  • New insights into the structure of the calcite-water interface are obtained through direct model-independent comparison of multiple classical molecular dynamics (MD) simulations with high-resolution specular X-ray reflectivity (XR) data. This set of comparisons, with four different state-of-the-art force fields (including two non-polarizable, one polarizable, and one reactive force field), reveal new insights into the absolute accuracy of the simulated structures and the uniqueness of the XR-derived structural results. These four simulations, while qualitatively similar, have visibly distinct interfacial structure, and are distinguished through a quantitative comparison of the XR signals calculated from these simulations with experimental XR data. The resultsmore » demonstrate that the simulated calcite-water interface structures, as a whole, are not consistent with the XR data (i.e., within their precision and accuracy). This disagreement is largely due to the simulation of the calcite lattice.
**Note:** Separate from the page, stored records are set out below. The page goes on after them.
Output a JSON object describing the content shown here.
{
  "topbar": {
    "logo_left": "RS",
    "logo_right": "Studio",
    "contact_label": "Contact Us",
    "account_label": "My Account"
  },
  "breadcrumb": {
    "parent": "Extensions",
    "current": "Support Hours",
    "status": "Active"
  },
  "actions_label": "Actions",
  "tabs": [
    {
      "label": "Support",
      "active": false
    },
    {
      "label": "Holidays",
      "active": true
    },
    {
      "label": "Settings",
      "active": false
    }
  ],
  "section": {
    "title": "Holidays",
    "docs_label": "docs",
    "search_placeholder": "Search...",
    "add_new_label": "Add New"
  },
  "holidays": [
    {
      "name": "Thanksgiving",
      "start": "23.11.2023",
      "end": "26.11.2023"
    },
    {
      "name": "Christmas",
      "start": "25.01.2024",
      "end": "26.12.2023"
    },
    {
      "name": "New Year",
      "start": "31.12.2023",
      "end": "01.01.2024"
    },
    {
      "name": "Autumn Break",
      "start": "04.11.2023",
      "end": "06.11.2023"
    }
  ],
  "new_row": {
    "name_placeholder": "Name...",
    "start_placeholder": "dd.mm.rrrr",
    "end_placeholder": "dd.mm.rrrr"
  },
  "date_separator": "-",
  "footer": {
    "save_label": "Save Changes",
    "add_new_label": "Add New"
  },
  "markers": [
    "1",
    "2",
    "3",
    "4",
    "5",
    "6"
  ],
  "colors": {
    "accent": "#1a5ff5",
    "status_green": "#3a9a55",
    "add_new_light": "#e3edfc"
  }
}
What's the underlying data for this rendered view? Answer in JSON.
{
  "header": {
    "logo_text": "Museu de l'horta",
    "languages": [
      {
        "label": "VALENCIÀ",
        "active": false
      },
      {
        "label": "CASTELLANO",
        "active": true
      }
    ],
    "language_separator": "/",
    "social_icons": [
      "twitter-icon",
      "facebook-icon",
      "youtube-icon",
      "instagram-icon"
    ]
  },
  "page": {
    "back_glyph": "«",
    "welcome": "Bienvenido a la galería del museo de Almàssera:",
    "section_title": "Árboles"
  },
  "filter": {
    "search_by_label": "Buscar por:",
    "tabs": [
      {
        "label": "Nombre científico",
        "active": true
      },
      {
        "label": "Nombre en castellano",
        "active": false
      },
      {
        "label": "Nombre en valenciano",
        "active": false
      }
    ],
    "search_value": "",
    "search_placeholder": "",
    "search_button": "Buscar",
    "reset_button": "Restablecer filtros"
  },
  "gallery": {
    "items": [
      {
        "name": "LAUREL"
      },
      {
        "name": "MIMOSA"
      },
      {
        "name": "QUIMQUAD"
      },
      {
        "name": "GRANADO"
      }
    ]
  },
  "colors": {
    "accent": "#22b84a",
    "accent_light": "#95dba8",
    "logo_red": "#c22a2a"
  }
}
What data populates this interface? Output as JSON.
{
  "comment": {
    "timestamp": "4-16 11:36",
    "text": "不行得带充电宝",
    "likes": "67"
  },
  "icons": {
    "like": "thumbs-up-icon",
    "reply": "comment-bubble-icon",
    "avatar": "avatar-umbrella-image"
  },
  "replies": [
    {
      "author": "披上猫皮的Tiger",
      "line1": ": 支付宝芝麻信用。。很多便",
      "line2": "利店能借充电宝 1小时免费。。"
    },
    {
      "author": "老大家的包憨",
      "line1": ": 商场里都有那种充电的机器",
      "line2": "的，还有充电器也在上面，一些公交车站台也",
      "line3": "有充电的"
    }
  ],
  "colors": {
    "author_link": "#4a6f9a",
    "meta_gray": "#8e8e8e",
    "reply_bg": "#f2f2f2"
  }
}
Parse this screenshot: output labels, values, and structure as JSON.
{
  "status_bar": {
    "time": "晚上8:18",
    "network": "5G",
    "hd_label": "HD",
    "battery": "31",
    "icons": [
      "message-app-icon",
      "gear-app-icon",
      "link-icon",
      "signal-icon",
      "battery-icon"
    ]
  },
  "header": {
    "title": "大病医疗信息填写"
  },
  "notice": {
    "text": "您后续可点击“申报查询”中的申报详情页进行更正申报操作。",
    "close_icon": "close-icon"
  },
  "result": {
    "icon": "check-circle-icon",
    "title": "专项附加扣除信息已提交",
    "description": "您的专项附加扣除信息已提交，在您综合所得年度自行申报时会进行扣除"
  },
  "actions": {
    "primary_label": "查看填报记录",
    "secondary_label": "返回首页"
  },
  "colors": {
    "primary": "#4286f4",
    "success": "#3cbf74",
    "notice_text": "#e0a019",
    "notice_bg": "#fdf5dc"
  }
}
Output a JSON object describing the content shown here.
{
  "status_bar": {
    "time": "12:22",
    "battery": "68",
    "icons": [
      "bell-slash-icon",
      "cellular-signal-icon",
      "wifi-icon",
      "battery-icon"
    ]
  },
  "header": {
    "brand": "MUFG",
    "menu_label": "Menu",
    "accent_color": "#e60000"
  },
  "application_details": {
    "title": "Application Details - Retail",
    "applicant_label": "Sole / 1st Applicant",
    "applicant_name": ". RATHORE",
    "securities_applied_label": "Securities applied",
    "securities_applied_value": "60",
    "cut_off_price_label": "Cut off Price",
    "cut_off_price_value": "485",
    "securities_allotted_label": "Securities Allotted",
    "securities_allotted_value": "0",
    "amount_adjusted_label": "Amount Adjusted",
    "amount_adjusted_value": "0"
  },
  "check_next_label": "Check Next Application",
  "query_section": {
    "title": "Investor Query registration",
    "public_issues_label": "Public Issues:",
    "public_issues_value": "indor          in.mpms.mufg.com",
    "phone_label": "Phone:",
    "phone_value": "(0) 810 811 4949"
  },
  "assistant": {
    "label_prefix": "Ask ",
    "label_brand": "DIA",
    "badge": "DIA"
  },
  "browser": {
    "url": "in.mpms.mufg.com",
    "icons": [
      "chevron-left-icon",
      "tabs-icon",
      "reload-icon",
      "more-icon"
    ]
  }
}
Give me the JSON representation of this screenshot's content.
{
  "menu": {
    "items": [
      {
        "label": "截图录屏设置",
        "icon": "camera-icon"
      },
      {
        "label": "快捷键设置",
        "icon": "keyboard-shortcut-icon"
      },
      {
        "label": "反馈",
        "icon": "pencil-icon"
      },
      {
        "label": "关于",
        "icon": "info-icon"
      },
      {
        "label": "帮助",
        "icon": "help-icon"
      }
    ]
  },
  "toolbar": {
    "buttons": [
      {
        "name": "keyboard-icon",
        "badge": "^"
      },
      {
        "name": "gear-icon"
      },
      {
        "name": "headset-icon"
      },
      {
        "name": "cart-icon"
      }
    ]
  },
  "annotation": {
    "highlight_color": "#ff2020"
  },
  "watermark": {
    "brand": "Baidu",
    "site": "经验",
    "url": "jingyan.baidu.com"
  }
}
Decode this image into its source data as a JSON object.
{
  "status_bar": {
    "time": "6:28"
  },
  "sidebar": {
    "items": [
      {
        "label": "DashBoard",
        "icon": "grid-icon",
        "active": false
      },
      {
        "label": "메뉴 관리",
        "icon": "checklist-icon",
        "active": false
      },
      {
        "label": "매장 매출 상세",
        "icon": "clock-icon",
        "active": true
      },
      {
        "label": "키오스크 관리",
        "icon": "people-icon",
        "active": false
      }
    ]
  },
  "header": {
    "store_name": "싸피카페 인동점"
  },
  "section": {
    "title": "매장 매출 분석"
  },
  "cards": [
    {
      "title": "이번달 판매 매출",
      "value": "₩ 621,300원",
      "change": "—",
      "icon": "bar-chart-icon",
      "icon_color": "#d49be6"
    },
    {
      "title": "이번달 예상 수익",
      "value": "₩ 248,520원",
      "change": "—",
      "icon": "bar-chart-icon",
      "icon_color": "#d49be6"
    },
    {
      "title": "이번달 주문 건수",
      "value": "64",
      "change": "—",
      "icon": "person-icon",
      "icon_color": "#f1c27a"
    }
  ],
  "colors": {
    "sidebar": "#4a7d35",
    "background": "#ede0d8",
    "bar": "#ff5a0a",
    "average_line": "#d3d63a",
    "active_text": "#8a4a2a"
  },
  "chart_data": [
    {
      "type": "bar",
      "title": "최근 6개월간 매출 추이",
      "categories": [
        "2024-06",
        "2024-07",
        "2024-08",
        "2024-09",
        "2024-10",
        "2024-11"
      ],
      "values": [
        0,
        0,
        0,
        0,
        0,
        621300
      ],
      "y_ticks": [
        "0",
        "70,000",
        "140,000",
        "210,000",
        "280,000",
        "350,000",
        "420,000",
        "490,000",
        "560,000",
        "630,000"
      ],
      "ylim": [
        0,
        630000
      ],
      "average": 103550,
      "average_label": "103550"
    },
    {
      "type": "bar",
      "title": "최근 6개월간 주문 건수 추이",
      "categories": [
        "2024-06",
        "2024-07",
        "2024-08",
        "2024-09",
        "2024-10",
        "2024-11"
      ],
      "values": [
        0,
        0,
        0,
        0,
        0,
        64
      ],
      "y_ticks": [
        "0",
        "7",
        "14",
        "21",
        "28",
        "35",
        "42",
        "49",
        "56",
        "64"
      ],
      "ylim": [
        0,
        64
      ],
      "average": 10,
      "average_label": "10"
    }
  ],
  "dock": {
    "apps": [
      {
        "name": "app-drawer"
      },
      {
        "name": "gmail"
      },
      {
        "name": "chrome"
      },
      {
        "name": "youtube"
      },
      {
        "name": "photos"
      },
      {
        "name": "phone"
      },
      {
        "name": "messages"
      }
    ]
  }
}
The simulated interfacial water profiles show substantially different levels of agreement with the XR data. Of these, the rigid-ion model (RIM) simulations show the best consistency with the experimental XR data. Further model-dependent comparisons of the structural parameters that describe the interfacial structure (derived from both the MD simulations and the XR data) provide further insight into the sources of differences between these two approaches. Using the new insights from the RIM simulations, new structures of the calcite-water interface consistent with both the experimental data and the simulation are identified and compared to recent results.« less
  • In situ X-ray specular reflectivity and atomic force microscopy were used to determine the structure of the orthoclase (001) cleavage surface in contact with deionized water at 25{sup o}C. These are the first in situ measurements of the orthoclase-water interface structure performed to Angstrom-scale resolution. The orthoclase (001) cleavage surface has minimal roughness, and only one of two possible surface terminations is exposed. The X-ray data show that (1) the silica network at the orthoclase surface is terminated by an oxygen-containing species (e.g., O or OH) having a coverage of 1.9 {+-} 0.25 ML (the expected coverage is 2.0 ML,more » where 1 ML = 1 atom/55.76 {angstrom}{sup 2}), (2) the outermost layer of K{sup +} ions have been removed with a derived coverage of 0.0 {+-} 0.08 ML (the bulk truncated K{sup +} coverage is 1.0 ML), and (3) a complex relaxation profile affecting the near-surface structure propagates {approx}26 {angstrom} into the orthoclase with a maximum relaxation of {approx}0.15 {angstrom} near the surface. These data are inconsistent with K{sup +} ion depletion below the topmost K{sup +} layer. These results provide a new baseline for understanding the initial steps of the feldspar dissolution process, demonstrate the power of combining X-ray scattering techniques with scanning probe microscopies for understanding the intrinsic characteristics of complex mineral-water interface systems, and suggest a new approach for understanding feldspar dissolution mechanisms.« less